Council says Glasgow Citizens Advice centres will be funded
Glasgow City Council has said there is "guaranteed funding" to prevent the closure of five Citizens Advice Bureau in the city.
Citizens Advice Scotland said the Castlemilk, Pollok, Parkhead, Bridgeton and Easterhouse centres have to shut because of a funding shortfall.
Council leader Gordon Matheson said the proposed closures were unnecessary.
It comes after funding in a council-run tender process went to a consortium Glasgow Advice Agency (GAA).
After the tendering process, Citizens Advice Scotland (CAS) said it had been unable to secure work from GAA.
CAS said that the closures were a result of Glasgow City Council tendering its funding rather than awarding it directly to CAS local offices.
Citizens Advice said this process "effectively set charities and advice groups against each other".
CAS said it had been in discussions with GAA to try to secure sub-contracts which would allow its own offices to stay open.
It said the closures are planned for the end of the month after GAA had not offered any contracts.
A statement from CAS has insisted no "firm proposal" was on the table and that if a contract has been drawn up to give the offices a viable future they have not seen it.
CAS acting chief executive Susan McPhee said: "This is a really shocking situation, and we are deeply disappointed that the people of Glasgow will lose so much expert advice just when they need it most.
"The recession has really battered the city, and things have been made worse by the government's public spending cuts and welfare reforms.
"As a result many Glasgow families are really struggling, demand for Citizens Advice has never been higher and staff at all of these offices have never been busier."
But Mr Matheson said: "The council has guaranteed continued funding for these centres and there is absolutely no need for a single one to close, but on my watch I will ensure that people living in those parts of our city will absolutely have access to those vital debt and money advice services."
Earlier, a CAS spokesman said an initial offer over the weekend was not good enough to keep the five offices open.
He said: "The bureaux ... are now being asked to take on more work for a standstill budget which represents a real terms cut.
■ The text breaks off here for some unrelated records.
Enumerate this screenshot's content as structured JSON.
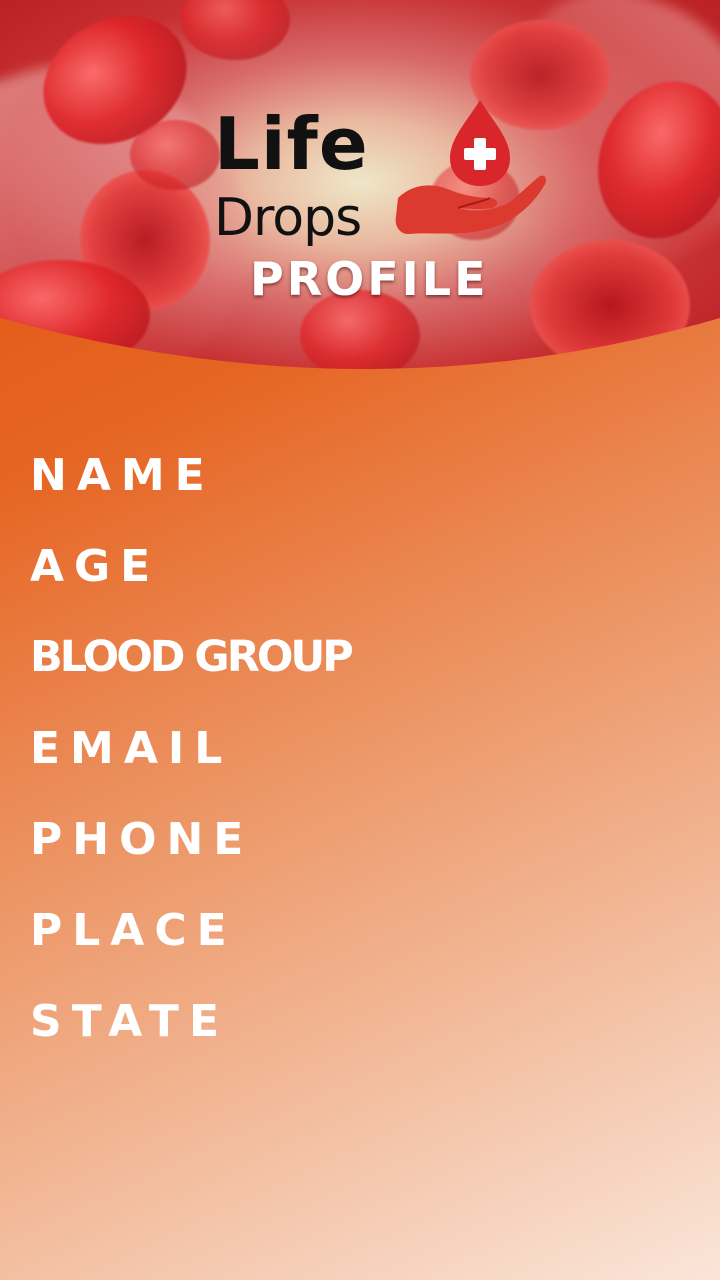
{
  "header": {
    "logo_line1": "Life",
    "logo_line2": "Drops",
    "title": "PROFILE"
  },
  "profile_fields": [
    {
      "label": "NAME"
    },
    {
      "label": "AGE"
    },
    {
      "label": "BLOOD GROUP"
    },
    {
      "label": "EMAIL"
    },
    {
      "label": "PHONE"
    },
    {
      "label": "PLACE"
    },
    {
      "label": "STATE"
    }
  ],
  "icons": {
    "logo": "blood-drop-hand-icon"
  },
  "colors": {
    "accent": "#e45d1a",
    "brand_red": "#d8262b",
    "text": "#ffffff"
  }
}
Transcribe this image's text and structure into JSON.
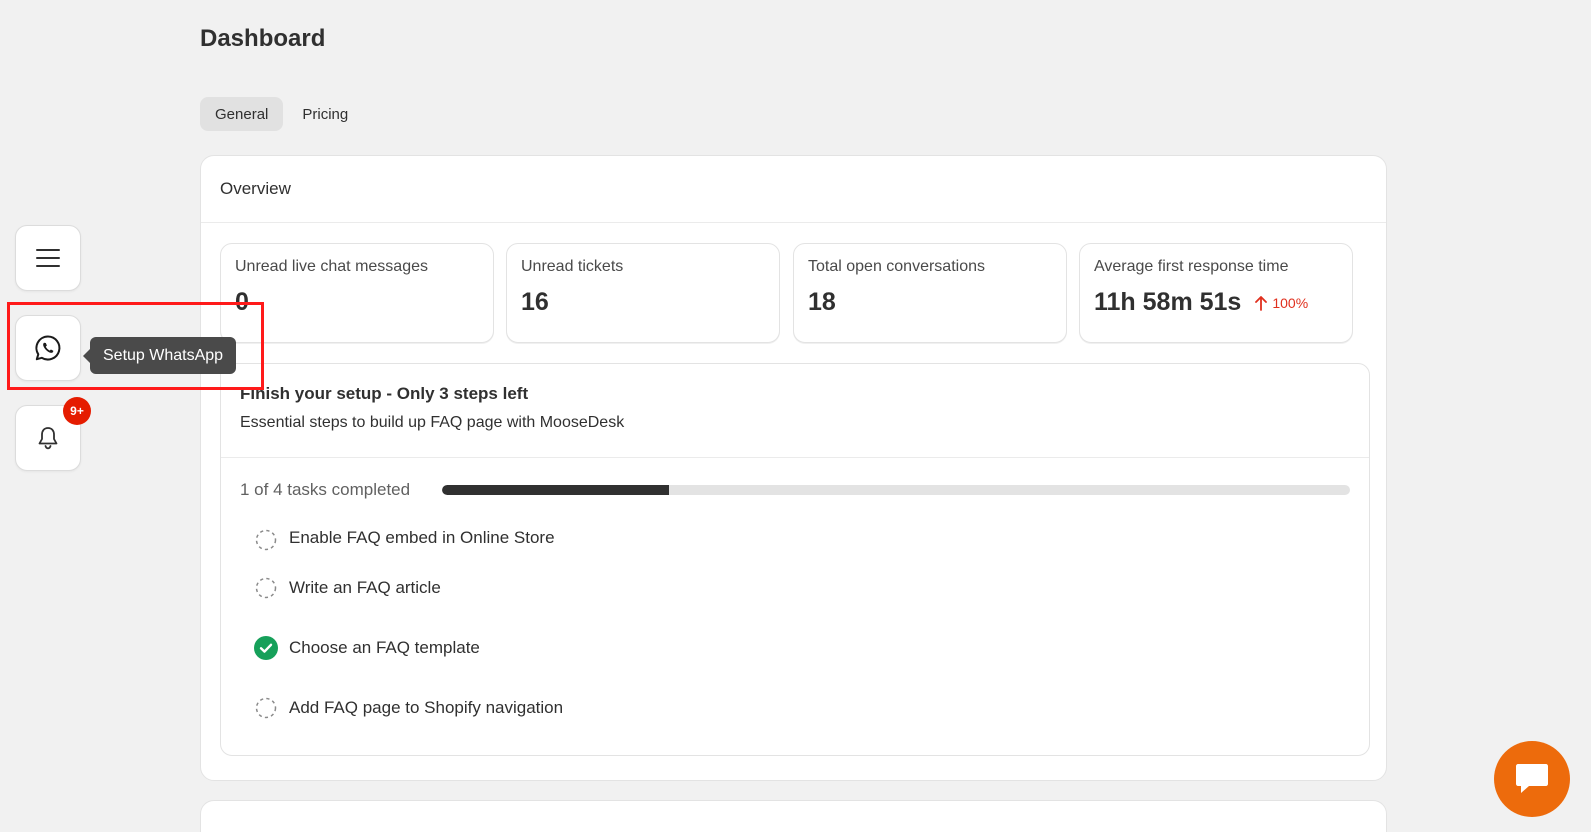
{
  "page": {
    "title": "Dashboard"
  },
  "tabs": [
    {
      "label": "General",
      "active": true
    },
    {
      "label": "Pricing",
      "active": false
    }
  ],
  "overview": {
    "title": "Overview",
    "stats": [
      {
        "label": "Unread live chat messages",
        "value": "0"
      },
      {
        "label": "Unread tickets",
        "value": "16"
      },
      {
        "label": "Total open conversations",
        "value": "18"
      },
      {
        "label": "Average first response time",
        "value": "11h 58m 51s",
        "change": "100%",
        "change_direction": "up"
      }
    ]
  },
  "setup": {
    "title": "Finish your setup - Only 3 steps left",
    "subtitle": "Essential steps to build up FAQ page with MooseDesk",
    "progress_label": "1 of 4 tasks completed",
    "completed": 1,
    "total": 4,
    "tasks": [
      {
        "label": "Enable FAQ embed in Online Store",
        "done": false
      },
      {
        "label": "Write an FAQ article",
        "done": false
      },
      {
        "label": "Choose an FAQ template",
        "done": true
      },
      {
        "label": "Add FAQ page to Shopify navigation",
        "done": false
      }
    ]
  },
  "sidebar": {
    "menu_icon": "hamburger-menu-icon",
    "whatsapp_icon": "whatsapp-icon",
    "whatsapp_tooltip": "Setup WhatsApp",
    "bell_icon": "bell-icon",
    "notification_badge": "9+"
  },
  "colors": {
    "accent_fab": "#ed6b0c",
    "badge": "#e51c00",
    "done_check": "#16a05a",
    "change_up": "#e0301e",
    "highlight": "#ff1a1a"
  }
}
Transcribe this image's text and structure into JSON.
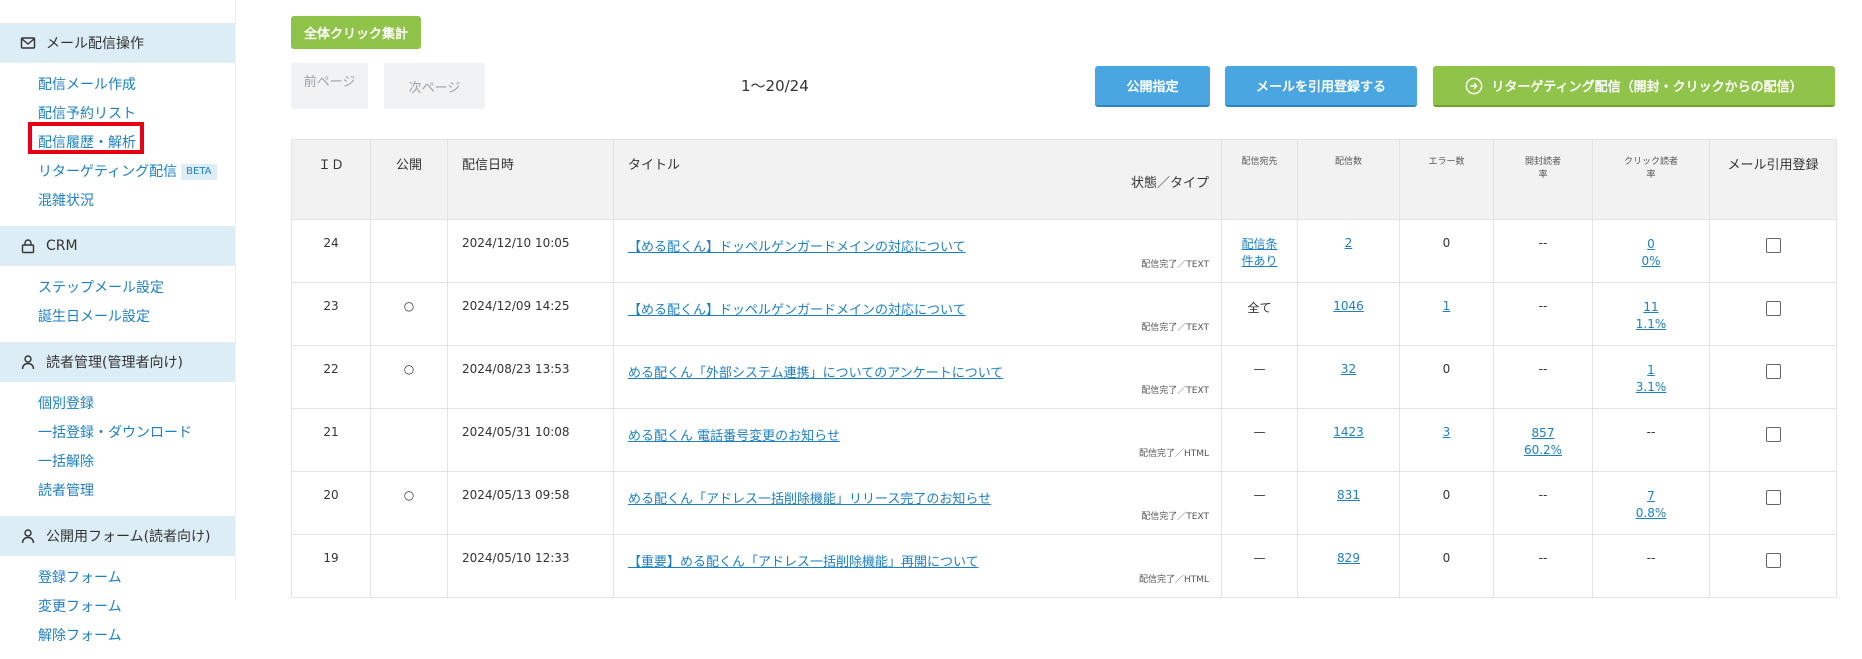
{
  "sidebar": {
    "sections": [
      {
        "title": "メール配信操作",
        "icon": "mail-icon",
        "items": [
          {
            "label": "配信メール作成"
          },
          {
            "label": "配信予約リスト"
          },
          {
            "label": "配信履歴・解析",
            "active": true
          },
          {
            "label": "リターゲティング配信",
            "badge": "BETA"
          },
          {
            "label": "混雑状況"
          }
        ]
      },
      {
        "title": "CRM",
        "icon": "lock-icon",
        "items": [
          {
            "label": "ステップメール設定"
          },
          {
            "label": "誕生日メール設定"
          }
        ]
      },
      {
        "title": "読者管理(管理者向け)",
        "icon": "user-icon",
        "items": [
          {
            "label": "個別登録"
          },
          {
            "label": "一括登録・ダウンロード"
          },
          {
            "label": "一括解除"
          },
          {
            "label": "読者管理"
          }
        ]
      },
      {
        "title": "公開用フォーム(読者向け)",
        "icon": "user-icon",
        "items": [
          {
            "label": "登録フォーム"
          },
          {
            "label": "変更フォーム"
          },
          {
            "label": "解除フォーム"
          }
        ]
      }
    ]
  },
  "toolbar": {
    "total_click_label": "全体クリック集計",
    "prev_label": "前ページ",
    "next_label": "次ページ",
    "range": "1〜20/24",
    "publish_label": "公開指定",
    "quote_label": "メールを引用登録する",
    "retarget_label": "リターゲティング配信（開封・クリックからの配信）"
  },
  "table": {
    "headers": {
      "id": "ＩＤ",
      "public": "公開",
      "date": "配信日時",
      "title": "タイトル",
      "status_type": "状態／タイプ",
      "dest": "配信宛先",
      "count": "配信数",
      "errors": "エラー数",
      "open_rate_1": "開封読者",
      "open_rate_2": "率",
      "click_rate_1": "クリック読者",
      "click_rate_2": "率",
      "quote": "メール引用登録"
    },
    "rows": [
      {
        "id": "24",
        "public": "",
        "date": "2024/12/10 10:05",
        "title": "【める配くん】ドッペルゲンガードメインの対応について",
        "status": "配信完了／TEXT",
        "dest": "配信条件あり",
        "dest_link": true,
        "count": "2",
        "errors": "0",
        "errors_link": false,
        "open1": "--",
        "open2": "",
        "click1": "0",
        "click2": "0%",
        "click_link": true
      },
      {
        "id": "23",
        "public": "○",
        "date": "2024/12/09 14:25",
        "title": "【める配くん】ドッペルゲンガードメインの対応について",
        "status": "配信完了／TEXT",
        "dest": "全て",
        "dest_link": false,
        "count": "1046",
        "errors": "1",
        "errors_link": true,
        "open1": "--",
        "open2": "",
        "click1": "11",
        "click2": "1.1%",
        "click_link": true
      },
      {
        "id": "22",
        "public": "○",
        "date": "2024/08/23 13:53",
        "title": "める配くん「外部システム連携」についてのアンケートについて",
        "status": "配信完了／TEXT",
        "dest": "—",
        "dest_link": false,
        "count": "32",
        "errors": "0",
        "errors_link": false,
        "open1": "--",
        "open2": "",
        "click1": "1",
        "click2": "3.1%",
        "click_link": true
      },
      {
        "id": "21",
        "public": "",
        "date": "2024/05/31 10:08",
        "title": "める配くん 電話番号変更のお知らせ",
        "status": "配信完了／HTML",
        "dest": "—",
        "dest_link": false,
        "count": "1423",
        "errors": "3",
        "errors_link": true,
        "open1": "857",
        "open2": "60.2%",
        "open_link": true,
        "click1": "--",
        "click2": "",
        "click_link": false
      },
      {
        "id": "20",
        "public": "○",
        "date": "2024/05/13 09:58",
        "title": "める配くん「アドレス一括削除機能」リリース完了のお知らせ",
        "status": "配信完了／TEXT",
        "dest": "—",
        "dest_link": false,
        "count": "831",
        "errors": "0",
        "errors_link": false,
        "open1": "--",
        "open2": "",
        "click1": "7",
        "click2": "0.8%",
        "click_link": true
      },
      {
        "id": "19",
        "public": "",
        "date": "2024/05/10 12:33",
        "title": "【重要】める配くん「アドレス一括削除機能」再開について",
        "status": "配信完了／HTML",
        "dest": "—",
        "dest_link": false,
        "count": "829",
        "errors": "0",
        "errors_link": false,
        "open1": "--",
        "open2": "",
        "click1": "--",
        "click2": "",
        "click_link": false
      }
    ]
  },
  "colors": {
    "accent_blue": "#4aa6e0",
    "accent_green": "#8fc34a",
    "link": "#1f7fc3",
    "highlight_red": "#e60012",
    "section_bg": "#dcedf6"
  }
}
Even a voluntary cost-effective service like the CAB cannot do more for less.
"We are keen to talk to anyone who can help solve this problem, but the fact is that the council's current proposal does not do that.
"The way to solve the problem would be for GAA to offer the five CAB offices a viable sub-contract so we can continue to carry on our current level of service and provide the vital advice to the citizens of Glasgow."